Crufts 1936 was another important event for Staffords, as this was the first time our breed had been on view there, and much attention was paid by a man who heard so much about these dogs in the past. Mr. Joe Dunn, the club secretary and founder was chosen to judge. He made Mr. Joe Mallen’s ‘Cross Guns Johnson’ Best of Breed and Tom Walls brindle bitch ‘Brother of Looe’ best bitch. It is sad to report that the dog died soon afterwards and did not leave any progeny.
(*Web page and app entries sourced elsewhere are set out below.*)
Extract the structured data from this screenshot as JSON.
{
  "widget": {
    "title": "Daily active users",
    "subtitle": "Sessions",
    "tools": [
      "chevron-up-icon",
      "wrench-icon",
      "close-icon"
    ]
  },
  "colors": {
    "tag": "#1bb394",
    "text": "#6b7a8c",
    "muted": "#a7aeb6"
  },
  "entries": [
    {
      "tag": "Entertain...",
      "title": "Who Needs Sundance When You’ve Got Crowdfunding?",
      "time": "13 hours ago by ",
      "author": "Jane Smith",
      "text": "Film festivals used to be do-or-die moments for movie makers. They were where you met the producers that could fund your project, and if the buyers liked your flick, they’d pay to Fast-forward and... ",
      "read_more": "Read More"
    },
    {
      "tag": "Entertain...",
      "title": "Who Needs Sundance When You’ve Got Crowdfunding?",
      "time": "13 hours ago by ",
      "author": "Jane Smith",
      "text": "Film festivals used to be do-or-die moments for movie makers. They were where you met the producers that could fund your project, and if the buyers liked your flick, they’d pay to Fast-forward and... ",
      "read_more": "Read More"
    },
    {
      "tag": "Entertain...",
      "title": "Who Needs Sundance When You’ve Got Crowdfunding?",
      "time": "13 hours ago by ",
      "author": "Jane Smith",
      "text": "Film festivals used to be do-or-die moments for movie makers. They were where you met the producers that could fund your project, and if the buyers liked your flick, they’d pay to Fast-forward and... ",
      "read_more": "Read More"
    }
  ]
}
That was a tragedy which could have been avoided, and no doubt meant a big loss to us as a breed.
The next big event to take place was a very well publicised show named Wembley National Dog Show held in conjunction with the Star Dog Tournament. (The London Star evening newspaper). This show was managed by Mr. Leo Wilson, a big name in the dog Press and a world wide judge. The date, 2nd October, 1936, and two classes were given Staffords, one of which had 24 entries, and all the named well known dogs were included.
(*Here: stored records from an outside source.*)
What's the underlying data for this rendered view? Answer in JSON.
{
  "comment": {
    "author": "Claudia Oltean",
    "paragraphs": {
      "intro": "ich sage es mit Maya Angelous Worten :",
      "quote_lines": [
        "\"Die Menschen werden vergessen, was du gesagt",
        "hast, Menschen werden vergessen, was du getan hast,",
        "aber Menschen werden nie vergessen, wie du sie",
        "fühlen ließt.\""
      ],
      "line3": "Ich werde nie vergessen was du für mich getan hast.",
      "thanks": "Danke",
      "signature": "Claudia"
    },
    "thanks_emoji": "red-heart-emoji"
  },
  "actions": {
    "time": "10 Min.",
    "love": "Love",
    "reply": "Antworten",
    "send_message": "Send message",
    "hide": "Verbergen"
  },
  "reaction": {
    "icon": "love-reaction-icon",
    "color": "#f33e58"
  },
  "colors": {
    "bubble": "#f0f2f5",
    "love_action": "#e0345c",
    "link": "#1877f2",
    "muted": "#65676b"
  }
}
I well remember the arrival of the Cradley coach with those dogs at the Wembley Way. I wondered how they had fared on the journey as they were all in a lively mood and did manage one scrap on the benches. Two contenders were Jack Barnard’s ‘Barham’ and ‘Cloth of Gold.’ Jack had by then bought ‘Jim the Dandy’ and had him there with his others. The well known all rounder, Mr. Jas. Saunders, was the judge for Staffords and for his best dog and Best of Breed was a newcomer to us in Miss Joan Elliott’s good brindle ‘Bocking-Joseph’ with’ Game Lad’ second. Best bitch was my own ‘Timyke-Mustard’ who was sired by ‘Game Lad.’ By that time Joe and Mrs. Lil Mallen had become our friends, and this developed over the years into real affection, but with the loss of ‘Cross Guns Johnson’ Joe seemed out of things and events, but he soon got a young brindle dog registered as ‘Game Bill’ whom he later sold to Dan Potter. This dog went on to win Best of Breed at Crufts 1937 under Phil Dee.
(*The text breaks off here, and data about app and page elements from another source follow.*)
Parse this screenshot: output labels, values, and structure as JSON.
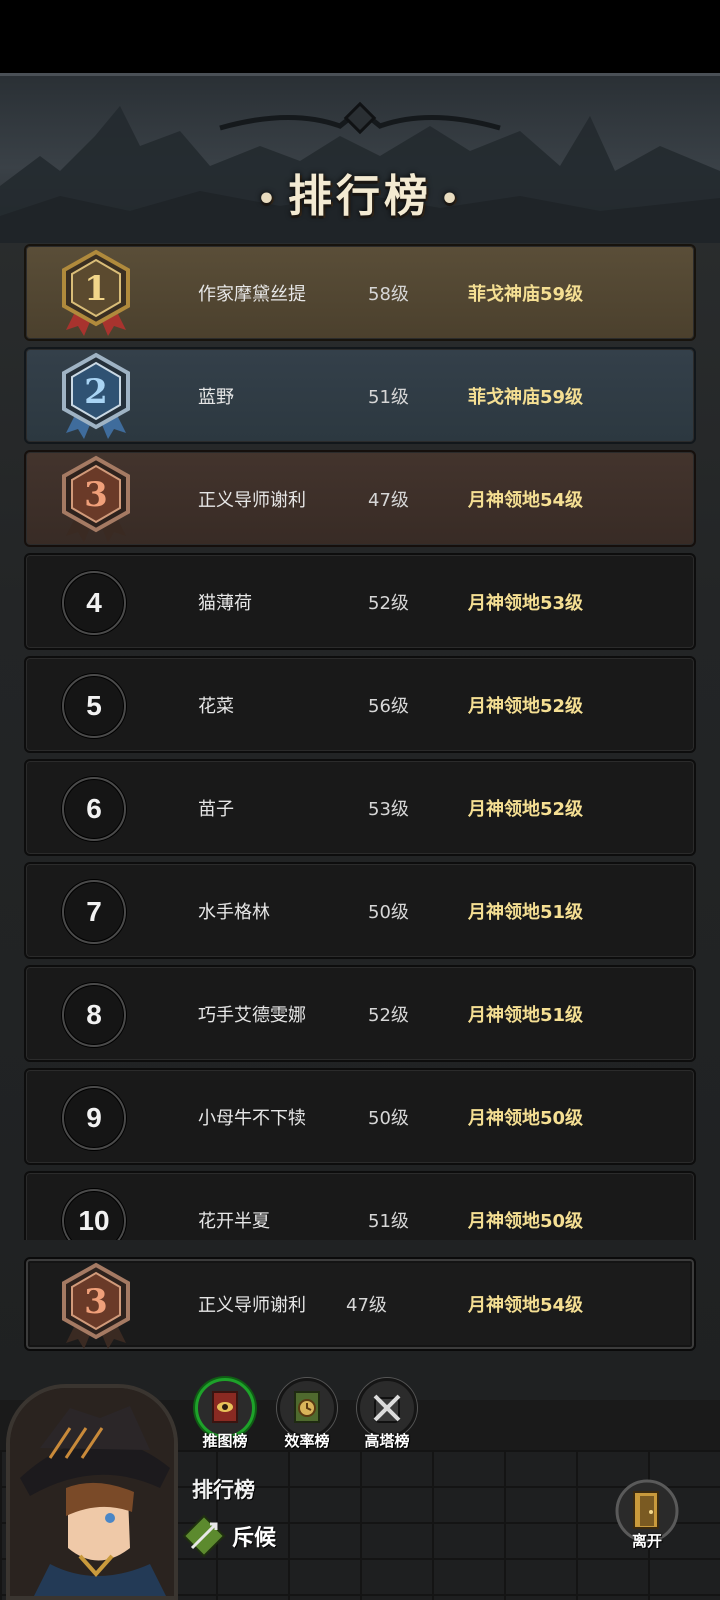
{
  "header": {
    "title": "排行榜"
  },
  "rankings": [
    {
      "rank": "1",
      "name": "作家摩黛丝提",
      "level": "58级",
      "stage": "菲戈神庙59级"
    },
    {
      "rank": "2",
      "name": "蓝野",
      "level": "51级",
      "stage": "菲戈神庙59级"
    },
    {
      "rank": "3",
      "name": "正义导师谢利",
      "level": "47级",
      "stage": "月神领地54级"
    },
    {
      "rank": "4",
      "name": "猫薄荷",
      "level": "52级",
      "stage": "月神领地53级"
    },
    {
      "rank": "5",
      "name": "花菜",
      "level": "56级",
      "stage": "月神领地52级"
    },
    {
      "rank": "6",
      "name": "苗子",
      "level": "53级",
      "stage": "月神领地52级"
    },
    {
      "rank": "7",
      "name": "水手格林",
      "level": "50级",
      "stage": "月神领地51级"
    },
    {
      "rank": "8",
      "name": "巧手艾德雯娜",
      "level": "52级",
      "stage": "月神领地51级"
    },
    {
      "rank": "9",
      "name": "小母牛不下犊",
      "level": "50级",
      "stage": "月神领地50级"
    },
    {
      "rank": "10",
      "name": "花开半夏",
      "level": "51级",
      "stage": "月神领地50级"
    }
  ],
  "self_row": {
    "rank": "3",
    "name": "正义导师谢利",
    "level": "47级",
    "stage": "月神领地54级"
  },
  "tabs": [
    {
      "label": "推图榜",
      "icon": "banner-eye-icon",
      "active": true
    },
    {
      "label": "效率榜",
      "icon": "banner-clock-icon",
      "active": false
    },
    {
      "label": "高塔榜",
      "icon": "crossed-swords-icon",
      "active": false
    }
  ],
  "footer": {
    "title": "排行榜",
    "scout_label": "斥候",
    "exit_label": "离开"
  },
  "colors": {
    "gold": "#b08a3c",
    "silver": "#7fa7c8",
    "bronze": "#b16a45",
    "stage_text": "#f5df93",
    "active_tab": "#1ea22a"
  }
}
However, on 25th May the same year, ‘Gentleman Jim’ (opposite) was born, bred by Jack Dunn and sired by ‘Brindle Mick,’ who was the dog-founder of the well known M-line, and incidentally, he was full brother to ‘Cross Guns Johnson.’ That was very satisfactory to Joe and it did help him over his previous bad luck. This turned out what was to be a second good start, as history has proved. Earlier, on 1st January, 1936, I also had bred a litter that included a brindle dog which I registered as ‘ Game Laddie,’ who later entered for Crufts 1938 at which show ‘Gentleman Jim’ was entered in the puppy class. He was made best Stafford puppy in show, while ‘Game Laddie’ was made Best of Breed. The judge was Mr. H. N. Beilby. Of course it is well known that ‘Jim’ was the first champion of our breed; in fact, he and ‘Laddie’ were the only champion dogs to be made, pre-war.
That, I suppose, is how it all began, and started to grow as the second formation was of our own Southern Society, whose first show was held 1st May, 1937, the judge being the well known all rounder Mr. Jas. Saunders, who had an entry of 76 made by 21 exhibitors. There are now numerous Stafford Clubs in Great Britain and others in many parts of the world. I feel certain, that for Staffords to have achieved such a high realm of popularity from that tiny start in the mid-thirties is an outstanding and almost unbelievable feat well worth recording.
Joe Dunn’s story